Colon cancer is the uncontrolled growth of cells in the colon, also known as the large intestine. Doctors diagnose about 97,220 cases of colon cancer each year.
Colorectal cancer of the colon is common – excluding skin cancer, colorectal cancer is the third most common type of cancer in the United States.
Many people with colon cancer do not realize it at first – many of the signs and symptoms of colon cancer may be the result of other conditions, such as hemorrhoids, infections, irritable bowel syndrome, and inflammatory bowel disease. Signs of colon cancer are especially hard to recognize in the early stages of the disease. Early detection of colon cancer is important, though, in that early treatment improves outcomes.
Signs of Colon Cancer
The signs of colon cancer include:
- A change in your bowel habits, such as constipation, diarrhea, or narrow stools, which persists for more than a few days.
- Feeling like you need to have a bowel movement, but moving your bowels does not relieve the sensation.
- Rectal bleeding.
- Dark stools or obvious blood in your stool.
- Belly pain or cramping.
- Weakness, fatigue.
- Unintended weight loss.
Most people who experience these signs and symptoms do not have colon cancer. It is important that people who do experience these signs and symptoms undergo colon cancer testing, as symptoms often appear only after cancer has progressed to a later stage of the disease.
Colon Cancer and Screening
Doctors often describe colon cancer and rectal cancer as one condition – colorectal cancer.
Colorectal cancer found through routine screening is usually easier to treat than cancer found in people with symptoms. Screening can even prevent some colorectal cancers by giving doctors an opportunity to find and remove precancerous growths, known as polyps, during the screening procedure.
The American Cancer Society recommends regular colorectal screenings for men and women starting at age 50. People with a family history of colon cancer should talk with their doctors about undergoing testing at a younger age.
When diagnosed before it has spread, the five-year survival rate for colorectal cancer is 90 percent. That means nine out of ten people live for more than five years after treatment.

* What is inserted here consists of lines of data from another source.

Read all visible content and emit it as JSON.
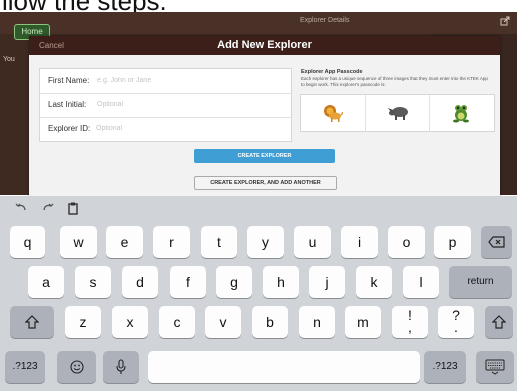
{
  "caption": {
    "text": "llow the steps."
  },
  "app": {
    "home_label": "Home",
    "header_title": "Explorer Details",
    "side_text": "You"
  },
  "modal": {
    "cancel_label": "Cancel",
    "title": "Add New Explorer",
    "fields": [
      {
        "label": "First Name:",
        "placeholder": "e.g. John or Jane",
        "value": ""
      },
      {
        "label": "Last Initial:",
        "placeholder": "Optional",
        "value": ""
      },
      {
        "label": "Explorer ID:",
        "placeholder": "Optional",
        "value": ""
      }
    ],
    "passcode": {
      "title": "Explorer App Passcode",
      "description": "Each explorer has a unique sequence of three images that they must enter into the KTEK App to begin work. This explorer's passcode is:",
      "icons": [
        "lion-icon",
        "rhino-icon",
        "frog-icon"
      ]
    },
    "create_label": "CREATE EXPLORER",
    "create_another_label": "CREATE EXPLORER, AND ADD ANOTHER"
  },
  "keyboard": {
    "toolbar_icons": [
      "undo-icon",
      "redo-icon",
      "paste-icon"
    ],
    "row1": [
      "q",
      "w",
      "e",
      "r",
      "t",
      "y",
      "u",
      "i",
      "o",
      "p"
    ],
    "row2": [
      "a",
      "s",
      "d",
      "f",
      "g",
      "h",
      "j",
      "k",
      "l"
    ],
    "return_label": "return",
    "row3": [
      "z",
      "x",
      "c",
      "v",
      "b",
      "n",
      "m"
    ],
    "punct1": {
      "top": "!",
      "bottom": ","
    },
    "punct2": {
      "top": "?",
      "bottom": "."
    },
    "numbers_label": ".?123",
    "icons": [
      "delete-icon",
      "shift-icon",
      "emoji-icon",
      "microphone-icon",
      "keyboard-dismiss-icon"
    ]
  },
  "colors": {
    "app_background": "#3f2a22",
    "modal_header": "#3b1f18",
    "primary_button": "#3f9ed4",
    "keyboard_background": "#d0d3d8"
  }
}
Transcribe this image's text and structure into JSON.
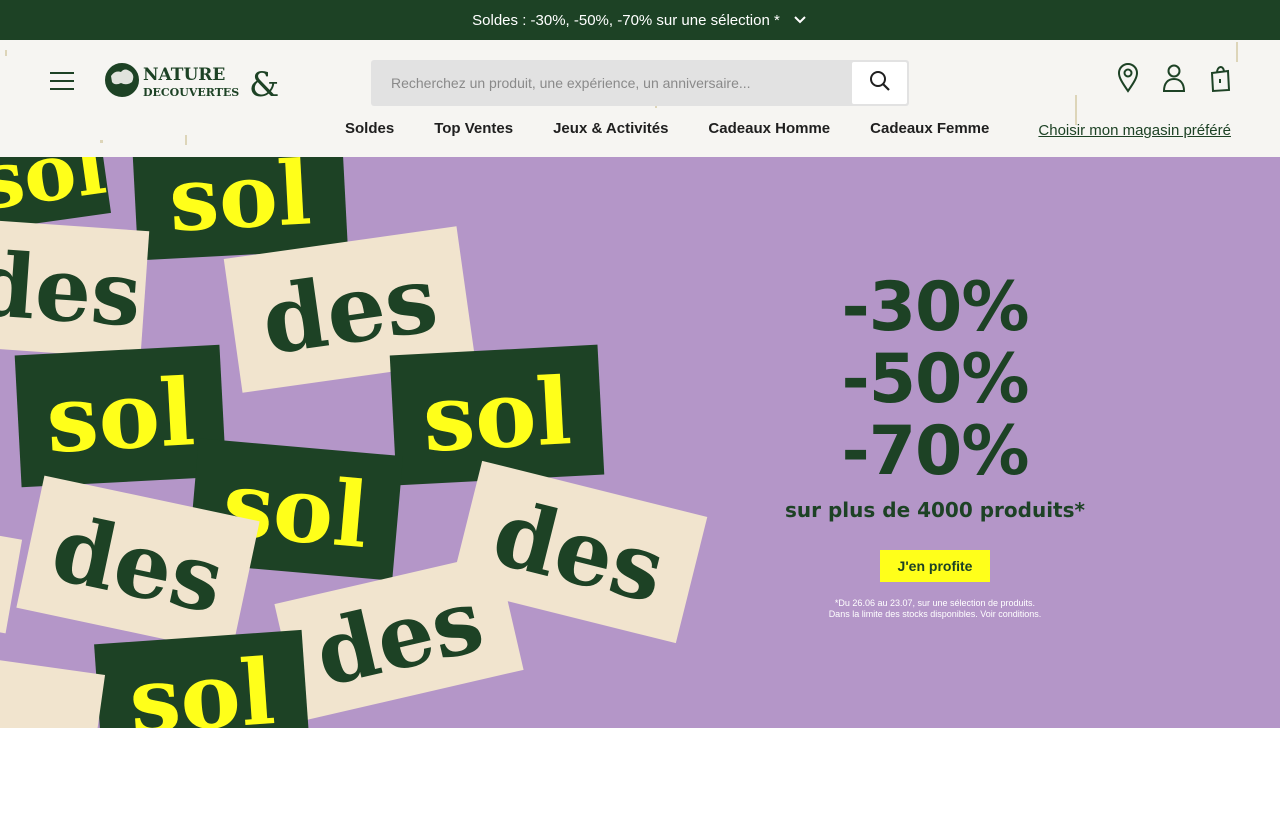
{
  "promo_bar": {
    "text": "Soldes : -30%, -50%, -70% sur une sélection *",
    "icon": "chevron-down-icon"
  },
  "header": {
    "logo_text_top": "NATURE",
    "logo_text_bottom": "DECOUVERTES",
    "logo_ampersand": "&",
    "search": {
      "placeholder": "Recherchez un produit, une expérience, un anniversaire..."
    },
    "nav": [
      "Soldes",
      "Top Ventes",
      "Jeux & Activités",
      "Cadeaux Homme",
      "Cadeaux Femme"
    ],
    "store_link": "Choisir mon magasin préféré",
    "icons": [
      "location-pin-icon",
      "account-icon",
      "shopping-bag-icon"
    ]
  },
  "hero": {
    "tiles": [
      "sol",
      "sol",
      "des",
      "des",
      "sol",
      "sol",
      "sol",
      "des",
      "des",
      "des",
      "sol"
    ],
    "discounts": [
      "-30%",
      "-50%",
      "-70%"
    ],
    "subtitle": "sur plus de 4000 produits*",
    "cta": "J'en profite",
    "fine_print_1": "*Du 26.06 au 23.07, sur une sélection de produits.",
    "fine_print_2": "Dans la limite des stocks disponibles. Voir conditions."
  },
  "colors": {
    "brand_green": "#1d4225",
    "hero_bg": "#b496c8",
    "accent_yellow": "#ffff1a",
    "cream": "#f1e4ce"
  }
}
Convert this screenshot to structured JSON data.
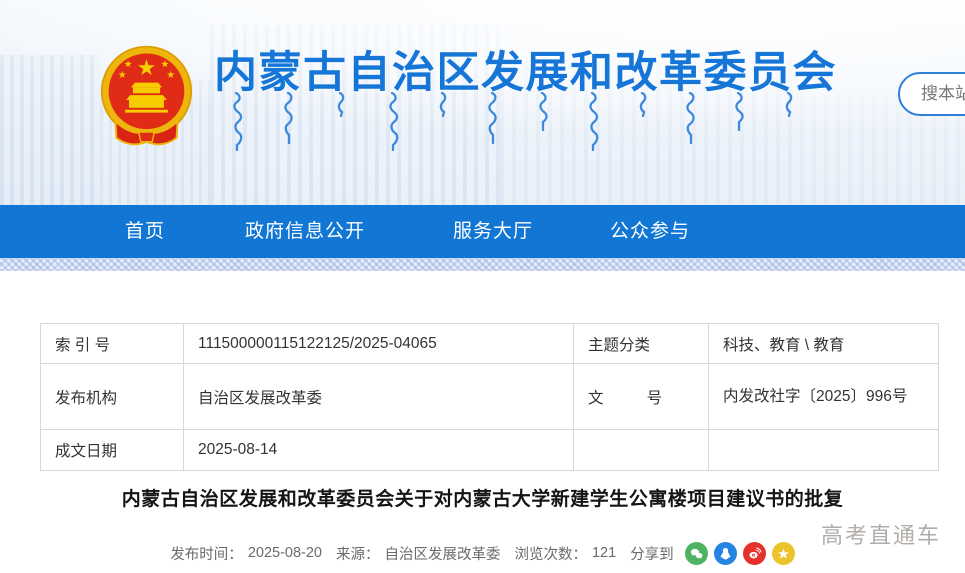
{
  "header": {
    "site_title": "内蒙古自治区发展和改革委员会",
    "search_placeholder": "搜本站",
    "emblem": "china-national-emblem",
    "subtitle_script": "mongolian-script-decoration"
  },
  "nav": {
    "items": [
      "首页",
      "政府信息公开",
      "服务大厅",
      "公众参与"
    ],
    "bar_color": "#1277d4"
  },
  "doc_info": {
    "rows": [
      {
        "label1": "索 引 号",
        "value1": "111500000115122125/2025-04065",
        "label2": "主题分类",
        "value2": "科技、教育 \\ 教育"
      },
      {
        "label1": "发布机构",
        "value1": "自治区发展改革委",
        "label2": "文          号",
        "value2": "内发改社字〔2025〕996号"
      },
      {
        "label1": "成文日期",
        "value1": "2025-08-14",
        "label2": "",
        "value2": ""
      }
    ]
  },
  "article": {
    "title": "内蒙古自治区发展和改革委员会关于对内蒙古大学新建学生公寓楼项目建议书的批复",
    "meta": {
      "publish_label": "发布时间：",
      "publish_date": "2025-08-20",
      "source_label": "来源：",
      "source": "自治区发展改革委",
      "views_label": "浏览次数：",
      "views": "121",
      "share_label": "分享到"
    },
    "share_icons": [
      {
        "name": "wechat-share-icon",
        "color": "#4eb363"
      },
      {
        "name": "qq-share-icon",
        "color": "#2583e2"
      },
      {
        "name": "weibo-share-icon",
        "color": "#e6302c"
      },
      {
        "name": "qzone-share-icon",
        "color": "#edc32a"
      }
    ]
  },
  "watermark": {
    "text": "高考直通车"
  },
  "colors": {
    "title_blue": "#1576d7",
    "nav_blue": "#1277d4",
    "mongolian_blue": "#3c89dd",
    "table_border": "#d8d8d8",
    "meta_gray": "#6a6a6a"
  }
}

Survival rates are lower once the cancer has spread outside of the colon.
For more information about colon cancer and screening, talk with your doctor or schedule an appointment with us today.